“Sometimes I’d kill two people and have an even better game. That’s what I did for that four-homer game against Chicago.”
“I must confess, it was difficult at first. But it’s strange how you get used to something like that. I actually started to like it. Besides, they were mostly derelicts. God knows, Pawtucket was full of them. Plenty enough to get me to Cooperstown, anyway.” He sniggered at his own joke, and then went on. “The only trick was the unfamiliar streets when we were on the road. But every city has its impoverished districts, where the dregs of society gather to drink their pay checks away while their families starve.”
“You’re lying,” Bump said with mild relief. “If what you’re saying is true, then what ended your career?”
“In those days,” Ron began, as if it were telling Bump a fairy tale, “club owners were family men, not corporations, and deference to the game was of utmost importance. If someone came along who posed a threat to baseball and to the good name of a franchise, well, let’s just say they were dealt with harshly. This was all just before Marvin Miller and the player’s union. You didn’t make enough money to be fined. They didn’t need you. There was always another kid waiting to come up behind you.”
“So they found out that their catcher was moonlighting as a serial killer?”
“Not exactly. I was never arrested or charged with any crime, but it didn’t look very good that I was considered a suspect in the murder of my own family.”
Bump could not believe what he was hearing. Even if all the things Ron said were not true, just saying them was enough to condemn the man.

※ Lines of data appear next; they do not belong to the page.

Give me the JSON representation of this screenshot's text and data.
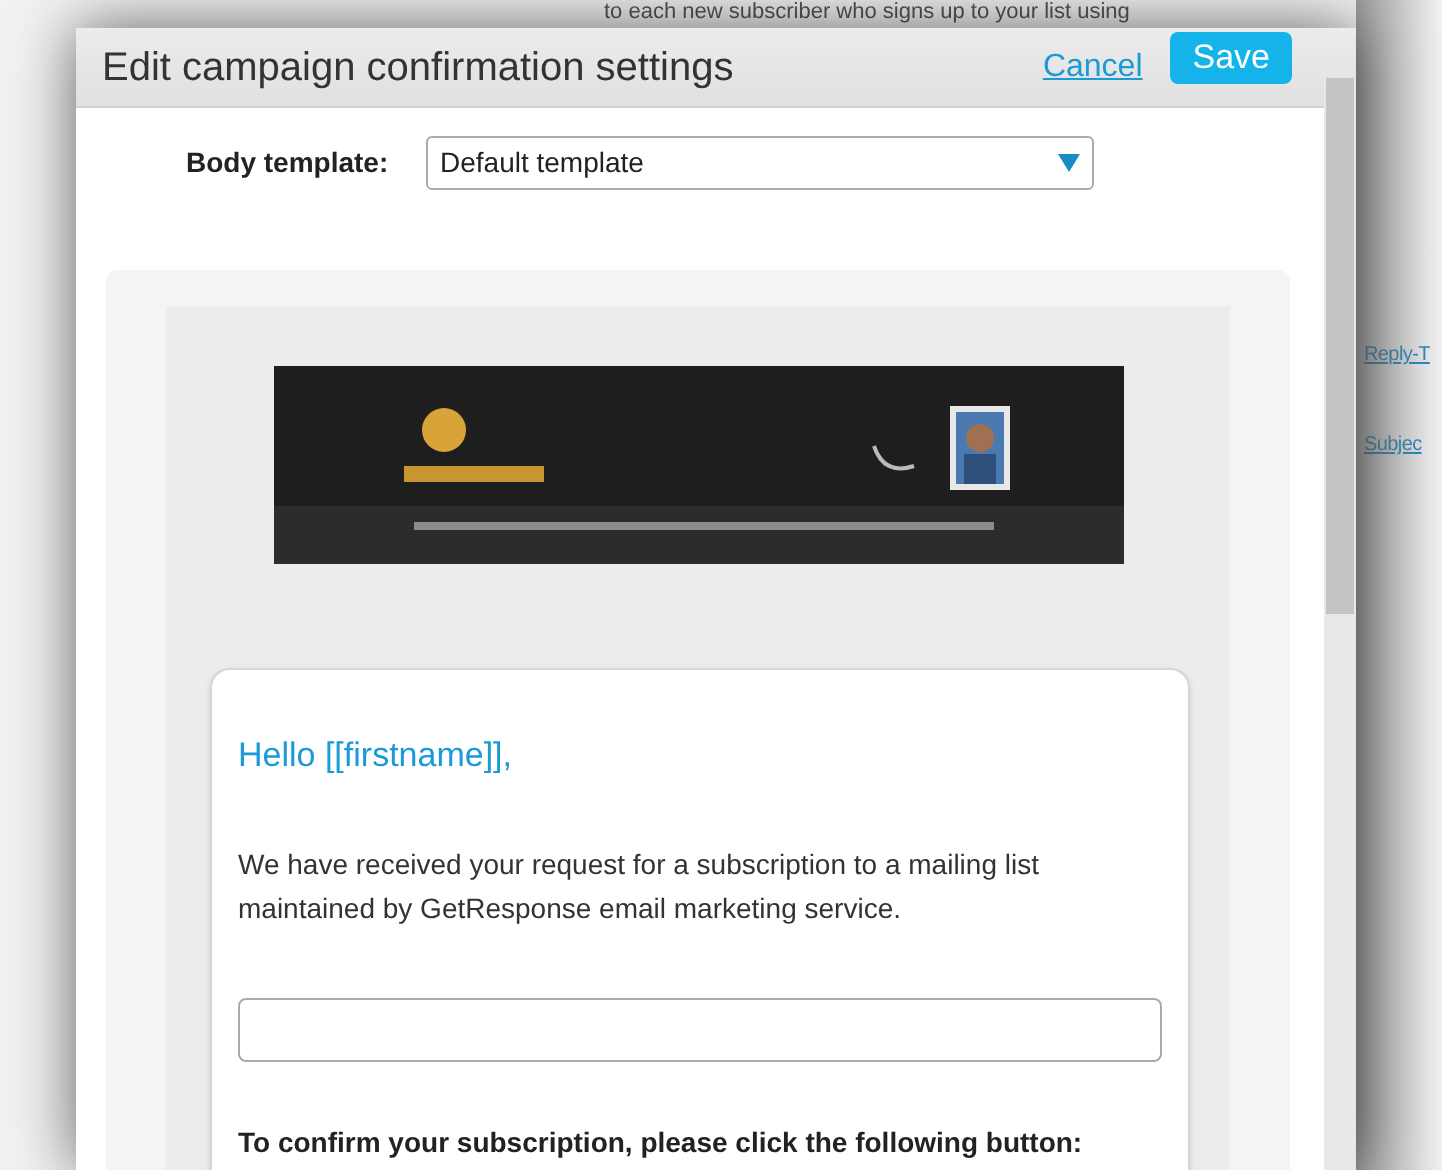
{
  "background_page": {
    "intro_text": "to each new subscriber who signs up to your list using",
    "links": [
      "Reply-T",
      "Subjec"
    ]
  },
  "dialog": {
    "title": "Edit campaign confirmation settings",
    "cancel": "Cancel",
    "save": "Save",
    "body_template": {
      "label": "Body template:",
      "value": "Default template"
    },
    "preview": {
      "greeting": "Hello [[firstname]],",
      "paragraph": "We have received your request for a subscription to a mailing list maintained by GetResponse email marketing service.",
      "confirm_text": "To confirm your subscription, please click the following button:"
    }
  }
}
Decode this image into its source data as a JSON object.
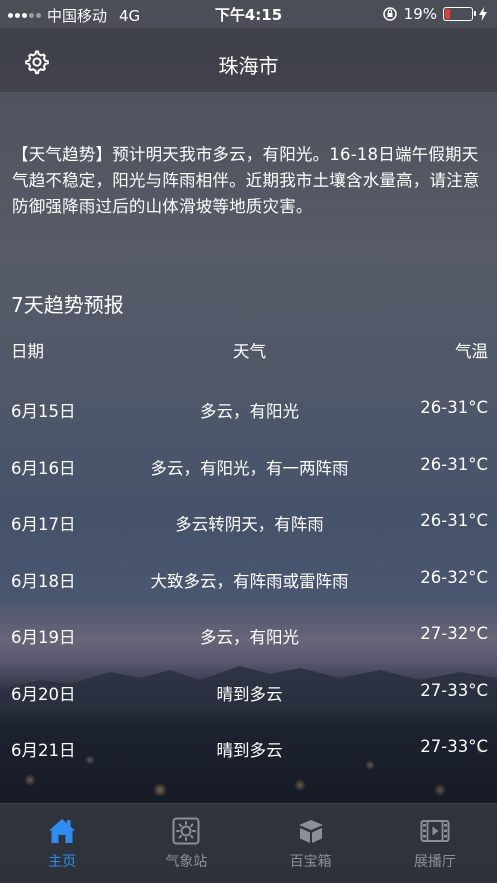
{
  "status_bar": {
    "carrier": "中国移动",
    "network": "4G",
    "time": "下午4:15",
    "battery_percent": "19%",
    "battery_level": 0.19
  },
  "header": {
    "title": "珠海市",
    "settings_icon": "gear-icon"
  },
  "trend": {
    "text": "【天气趋势】预计明天我市多云，有阳光。16-18日端午假期天气趋不稳定，阳光与阵雨相伴。近期我市土壤含水量高，请注意防御强降雨过后的山体滑坡等地质灾害。"
  },
  "forecast": {
    "title": "7天趋势预报",
    "headers": {
      "date": "日期",
      "weather": "天气",
      "temp": "气温"
    },
    "rows": [
      {
        "date": "6月15日",
        "weather": "多云，有阳光",
        "temp": "26-31°C"
      },
      {
        "date": "6月16日",
        "weather": "多云，有阳光，有一两阵雨",
        "temp": "26-31°C"
      },
      {
        "date": "6月17日",
        "weather": "多云转阴天，有阵雨",
        "temp": "26-31°C"
      },
      {
        "date": "6月18日",
        "weather": "大致多云，有阵雨或雷阵雨",
        "temp": "26-32°C"
      },
      {
        "date": "6月19日",
        "weather": "多云，有阳光",
        "temp": "27-32°C"
      },
      {
        "date": "6月20日",
        "weather": "晴到多云",
        "temp": "27-33°C"
      },
      {
        "date": "6月21日",
        "weather": "晴到多云",
        "temp": "27-33°C"
      }
    ]
  },
  "tabbar": {
    "active_color": "#2f8cf0",
    "inactive_color": "#8e8f95",
    "tabs": [
      {
        "label": "主页",
        "icon": "home-icon",
        "active": true
      },
      {
        "label": "气象站",
        "icon": "sun-icon",
        "active": false
      },
      {
        "label": "百宝箱",
        "icon": "box-icon",
        "active": false
      },
      {
        "label": "展播厅",
        "icon": "film-icon",
        "active": false
      }
    ]
  }
}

Ron leaned in close to Bump and Bump flinched involuntarily. “I was named Player of the Week that week,” Ron whispered in his ear, more than a little proud.
“Why are telling me all this?”

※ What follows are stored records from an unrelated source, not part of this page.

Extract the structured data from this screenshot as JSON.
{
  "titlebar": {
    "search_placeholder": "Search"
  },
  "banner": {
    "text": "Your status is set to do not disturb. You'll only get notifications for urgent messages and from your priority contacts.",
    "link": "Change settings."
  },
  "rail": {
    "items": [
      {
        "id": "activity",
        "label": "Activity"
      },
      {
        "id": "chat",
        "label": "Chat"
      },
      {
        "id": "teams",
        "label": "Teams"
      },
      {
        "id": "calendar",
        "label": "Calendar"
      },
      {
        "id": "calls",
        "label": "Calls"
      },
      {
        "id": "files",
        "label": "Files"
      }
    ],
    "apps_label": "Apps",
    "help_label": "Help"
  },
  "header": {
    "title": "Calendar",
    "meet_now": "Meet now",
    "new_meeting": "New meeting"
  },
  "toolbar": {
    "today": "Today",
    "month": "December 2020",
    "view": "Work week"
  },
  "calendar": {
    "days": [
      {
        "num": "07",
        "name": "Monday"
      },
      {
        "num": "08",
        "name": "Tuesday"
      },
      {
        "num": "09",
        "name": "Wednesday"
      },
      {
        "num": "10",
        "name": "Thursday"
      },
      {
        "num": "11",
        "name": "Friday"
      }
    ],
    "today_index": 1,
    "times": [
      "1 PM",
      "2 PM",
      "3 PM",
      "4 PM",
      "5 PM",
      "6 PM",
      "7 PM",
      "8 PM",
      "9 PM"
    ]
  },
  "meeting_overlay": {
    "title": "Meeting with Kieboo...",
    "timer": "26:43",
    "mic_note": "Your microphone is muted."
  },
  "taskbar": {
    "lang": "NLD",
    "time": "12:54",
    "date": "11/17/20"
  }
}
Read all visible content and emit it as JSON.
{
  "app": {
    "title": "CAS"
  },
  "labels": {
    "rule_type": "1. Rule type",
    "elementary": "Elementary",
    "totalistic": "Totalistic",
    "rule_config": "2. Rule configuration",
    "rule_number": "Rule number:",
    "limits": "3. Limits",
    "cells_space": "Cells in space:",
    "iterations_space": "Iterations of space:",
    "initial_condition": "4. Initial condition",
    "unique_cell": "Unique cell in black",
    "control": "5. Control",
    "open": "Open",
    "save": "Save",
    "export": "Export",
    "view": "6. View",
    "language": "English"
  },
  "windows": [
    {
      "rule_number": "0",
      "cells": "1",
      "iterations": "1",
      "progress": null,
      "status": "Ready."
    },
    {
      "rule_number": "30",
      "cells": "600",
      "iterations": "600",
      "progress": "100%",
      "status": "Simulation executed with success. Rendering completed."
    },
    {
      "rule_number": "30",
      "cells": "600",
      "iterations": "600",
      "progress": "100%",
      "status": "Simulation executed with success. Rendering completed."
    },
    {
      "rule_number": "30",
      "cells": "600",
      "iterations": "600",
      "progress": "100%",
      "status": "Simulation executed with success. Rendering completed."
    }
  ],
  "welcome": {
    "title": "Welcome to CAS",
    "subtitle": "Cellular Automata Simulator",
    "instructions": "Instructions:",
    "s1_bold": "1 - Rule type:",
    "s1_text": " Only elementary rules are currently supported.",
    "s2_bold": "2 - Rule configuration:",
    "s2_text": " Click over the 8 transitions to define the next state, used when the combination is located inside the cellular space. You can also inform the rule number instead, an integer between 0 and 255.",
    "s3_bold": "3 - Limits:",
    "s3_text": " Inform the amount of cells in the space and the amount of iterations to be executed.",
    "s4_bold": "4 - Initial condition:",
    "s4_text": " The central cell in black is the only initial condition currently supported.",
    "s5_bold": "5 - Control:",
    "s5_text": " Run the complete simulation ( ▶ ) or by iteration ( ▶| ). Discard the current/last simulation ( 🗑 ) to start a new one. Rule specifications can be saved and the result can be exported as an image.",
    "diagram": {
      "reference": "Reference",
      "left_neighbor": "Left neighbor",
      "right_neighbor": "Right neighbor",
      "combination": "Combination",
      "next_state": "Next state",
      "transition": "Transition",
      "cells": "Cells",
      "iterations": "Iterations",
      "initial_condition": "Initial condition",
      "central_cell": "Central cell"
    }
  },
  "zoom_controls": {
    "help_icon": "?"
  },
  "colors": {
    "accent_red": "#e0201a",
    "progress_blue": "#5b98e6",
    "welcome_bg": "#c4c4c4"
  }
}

Ron just stared at Bump, looking him up and down and grinning. It was the same frightful rictus that Bump had first seen on his roommate’s face in 1965, the day he caught Ron stitching himself up in the bathroom after he had intentionally cut himself with a knife.

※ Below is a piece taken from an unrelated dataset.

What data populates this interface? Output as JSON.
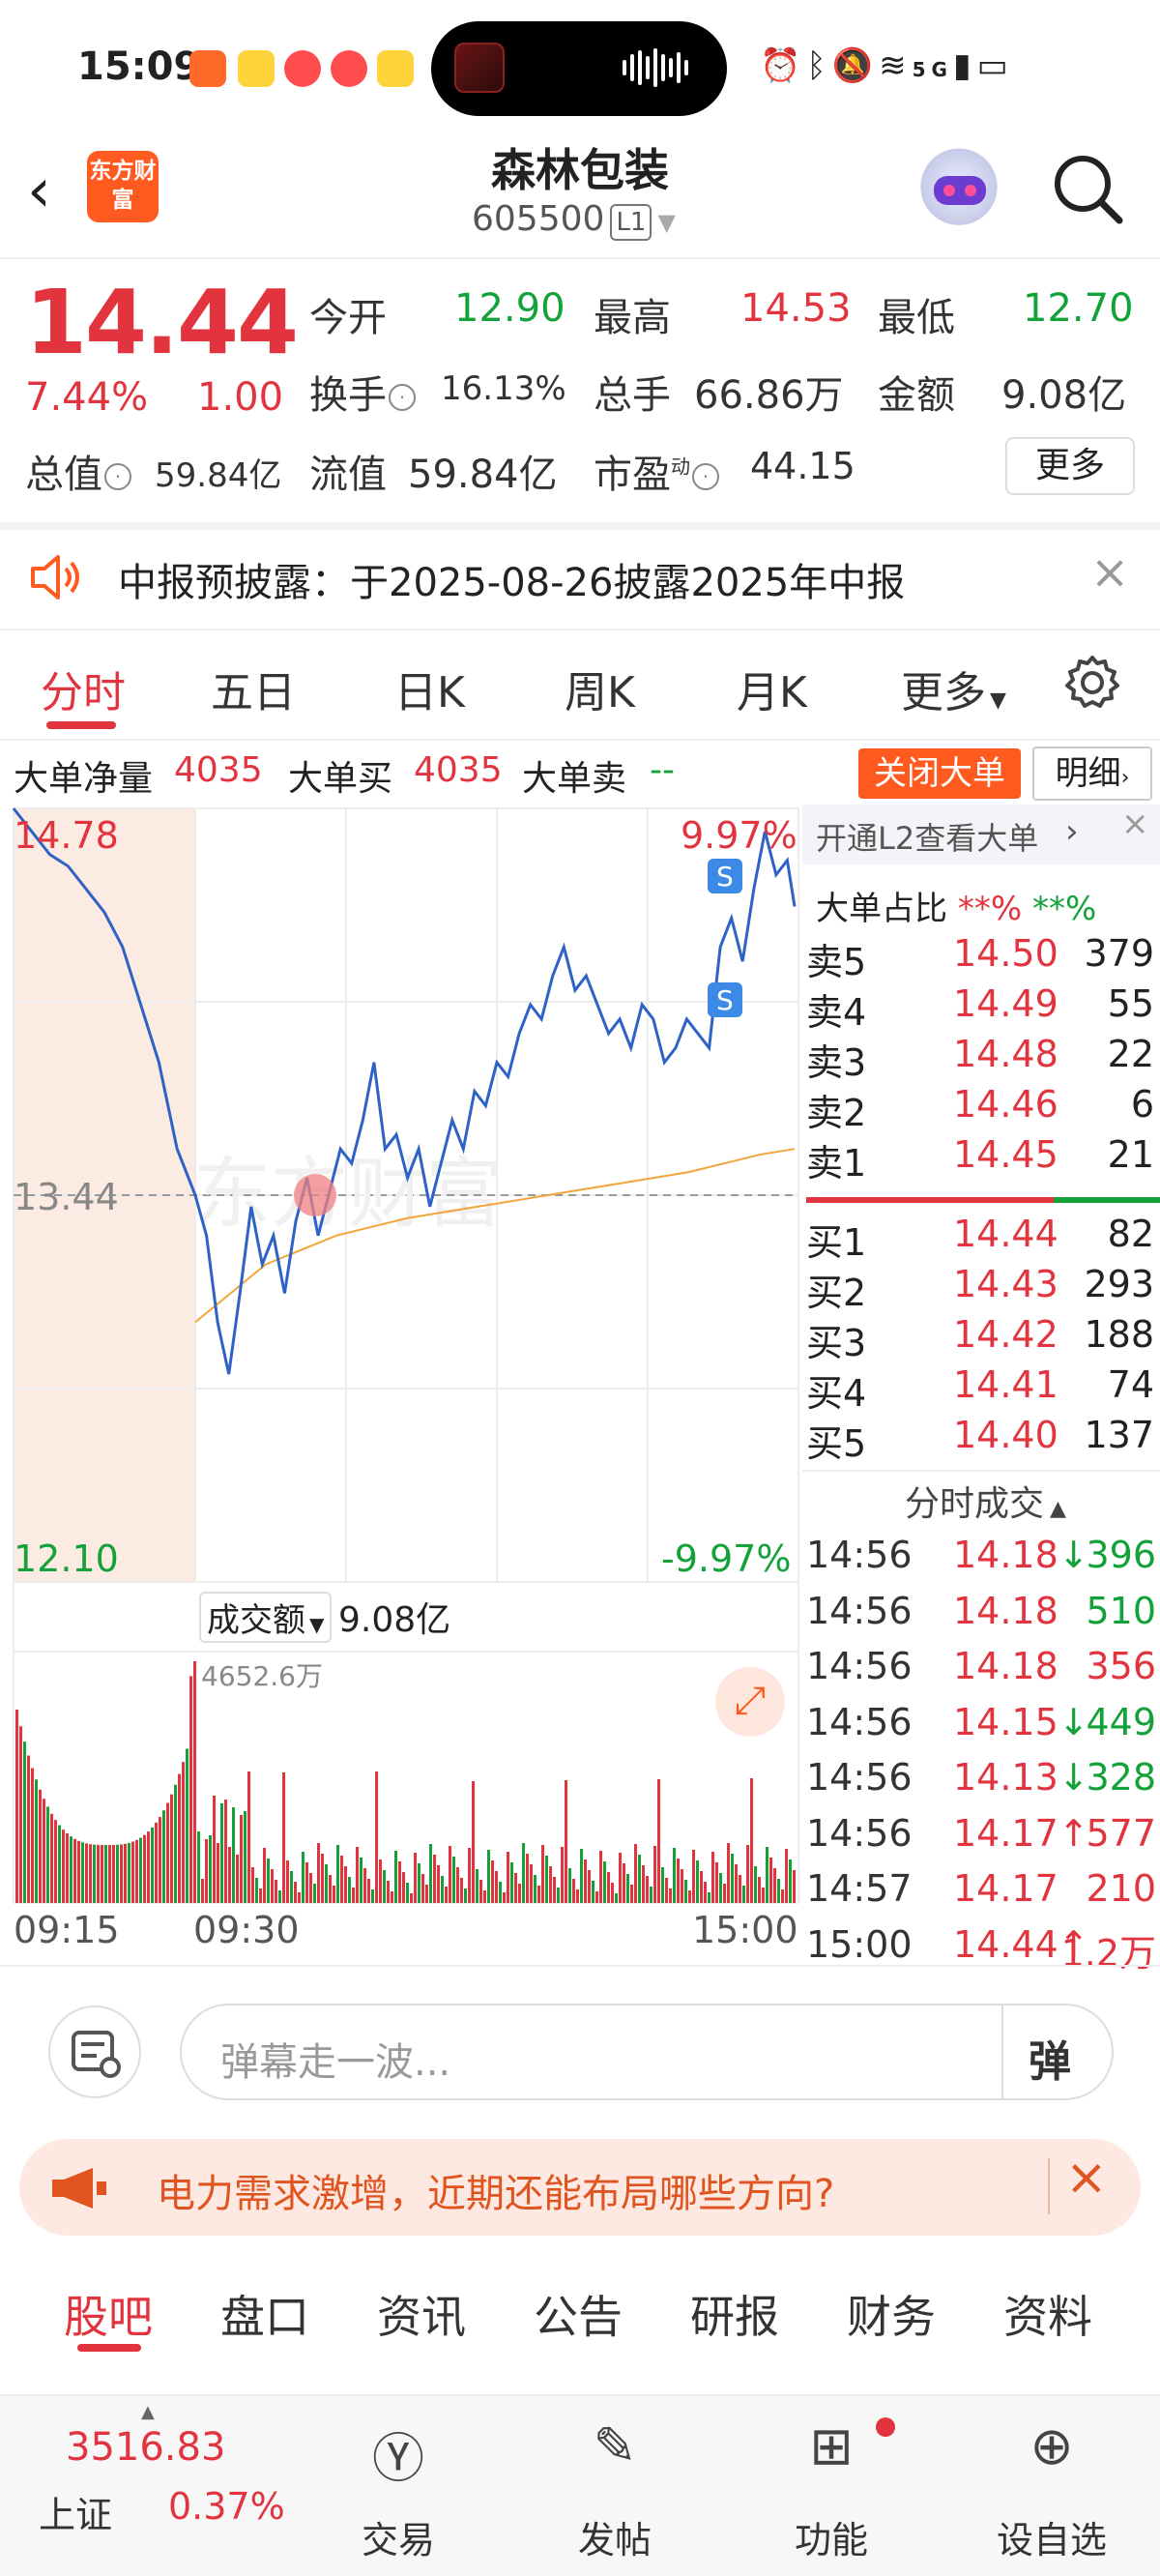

“An ex-ballplayer,” Ron said absently. “That should be good for a couple wins. I’m glad I ran into you, old friend.” Looking at his watch suddenly, he grunted. “What do you know, it’s almost game time.” He removed a twenty from his wallet and slapped it on the bar. “This one’s on me.” He put an arm around Bump’s shoulder and tried to nudge him off the stool. “Come on, why don’t you walk me out.”
Bump was transfixed to the spot, frozen in the grip of terror and unable to move even if he wanted to.
Suddenly the door behind them creaked open and a vagrant that Bump only knew as Frosty staggered inside. He would come in a couple times a week looking for a handout. The smell had already permeated the room before the door even closed.
“Hey, get lost you old sot,” Tommy shouted from the kitchen entrance on the other side of the bar. “No one here is going to buy you a drink today. Out you go.” He began to wave the dish rag he was holding back and forth in front of his nose. “We don’t need you stinking up the joint. Go on, scram. Don’t make me come over there.”
“I was just leaving,” Ron said. “I’ll take him out.”
“Thanks, pal,” Tommy said. “Just get him pointed in another direction. Anywhere downwind will be fine.”
“My pleasure,” Ron said, unable to contain a smile.
“Come back and see us again.”
“I certainly will. I’m in town managing the Toronto Blue Jays AA squad out of Knoxville against your Jacksonville farm club through the weekend. If all goes according to plan, I’ll be in Syracuse skippering the AAA squad in the International League come Monday. I’ve managed Knoxville to four consecutive league championships. This year, we’re undefeated so far. I think I deserve it.”
“You got my vote,” Tommy said.
Ron made a parting farewell gesture with his hand, and then turned and slowly made his way toward the door. As he grabbed the homeless man by the collar and guided him outside, Bump recalled a PBS program he’d seen where a cheetah was shown carting the carcass of an antelope across the plain between its clenched and bloodstained teeth.
Watching the two men leave, Bump understood the real reason for Ron’s visit to Tommy’s that morning. He had a game to win. Bump was lucky to be spared. ♦
—October 22, 2010